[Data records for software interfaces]

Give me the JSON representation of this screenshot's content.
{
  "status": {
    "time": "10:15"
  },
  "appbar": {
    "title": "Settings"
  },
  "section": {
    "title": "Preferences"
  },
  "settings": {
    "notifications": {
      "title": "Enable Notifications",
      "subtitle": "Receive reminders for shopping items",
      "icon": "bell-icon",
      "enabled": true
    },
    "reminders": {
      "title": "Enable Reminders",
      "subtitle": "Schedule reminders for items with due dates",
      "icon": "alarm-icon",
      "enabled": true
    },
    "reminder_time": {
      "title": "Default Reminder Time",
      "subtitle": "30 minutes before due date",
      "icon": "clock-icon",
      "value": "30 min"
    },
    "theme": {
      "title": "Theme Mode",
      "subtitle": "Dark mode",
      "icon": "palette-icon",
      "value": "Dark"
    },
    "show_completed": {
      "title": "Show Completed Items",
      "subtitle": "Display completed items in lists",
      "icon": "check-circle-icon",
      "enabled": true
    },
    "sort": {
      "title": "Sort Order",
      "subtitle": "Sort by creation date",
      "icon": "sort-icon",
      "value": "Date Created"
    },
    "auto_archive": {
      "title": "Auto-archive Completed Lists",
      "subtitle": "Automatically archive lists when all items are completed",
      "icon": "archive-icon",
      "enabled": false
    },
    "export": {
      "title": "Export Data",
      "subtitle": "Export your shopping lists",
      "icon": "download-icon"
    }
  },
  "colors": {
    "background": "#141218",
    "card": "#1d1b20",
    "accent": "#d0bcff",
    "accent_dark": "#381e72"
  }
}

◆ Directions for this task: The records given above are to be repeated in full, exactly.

◆ Expected answer:
Give me the JSON representation of this screenshot's content.
{
  "status": {
    "time": "10:15"
  },
  "appbar": {
    "title": "Settings"
  },
  "section": {
    "title": "Preferences"
  },
  "settings": {
    "notifications": {
      "title": "Enable Notifications",
      "subtitle": "Receive reminders for shopping items",
      "icon": "bell-icon",
      "enabled": true
    },
    "reminders": {
      "title": "Enable Reminders",
      "subtitle": "Schedule reminders for items with due dates",
      "icon": "alarm-icon",
      "enabled": true
    },
    "reminder_time": {
      "title": "Default Reminder Time",
      "subtitle": "30 minutes before due date",
      "icon": "clock-icon",
      "value": "30 min"
    },
    "theme": {
      "title": "Theme Mode",
      "subtitle": "Dark mode",
      "icon": "palette-icon",
      "value": "Dark"
    },
    "show_completed": {
      "title": "Show Completed Items",
      "subtitle": "Display completed items in lists",
      "icon": "check-circle-icon",
      "enabled": true
    },
    "sort": {
      "title": "Sort Order",
      "subtitle": "Sort by creation date",
      "icon": "sort-icon",
      "value": "Date Created"
    },
    "auto_archive": {
      "title": "Auto-archive Completed Lists",
      "subtitle": "Automatically archive lists when all items are completed",
      "icon": "archive-icon",
      "enabled": false
    },
    "export": {
      "title": "Export Data",
      "subtitle": "Export your shopping lists",
      "icon": "download-icon"
    }
  },
  "colors": {
    "background": "#141218",
    "card": "#1d1b20",
    "accent": "#d0bcff",
    "accent_dark": "#381e72"
  }
}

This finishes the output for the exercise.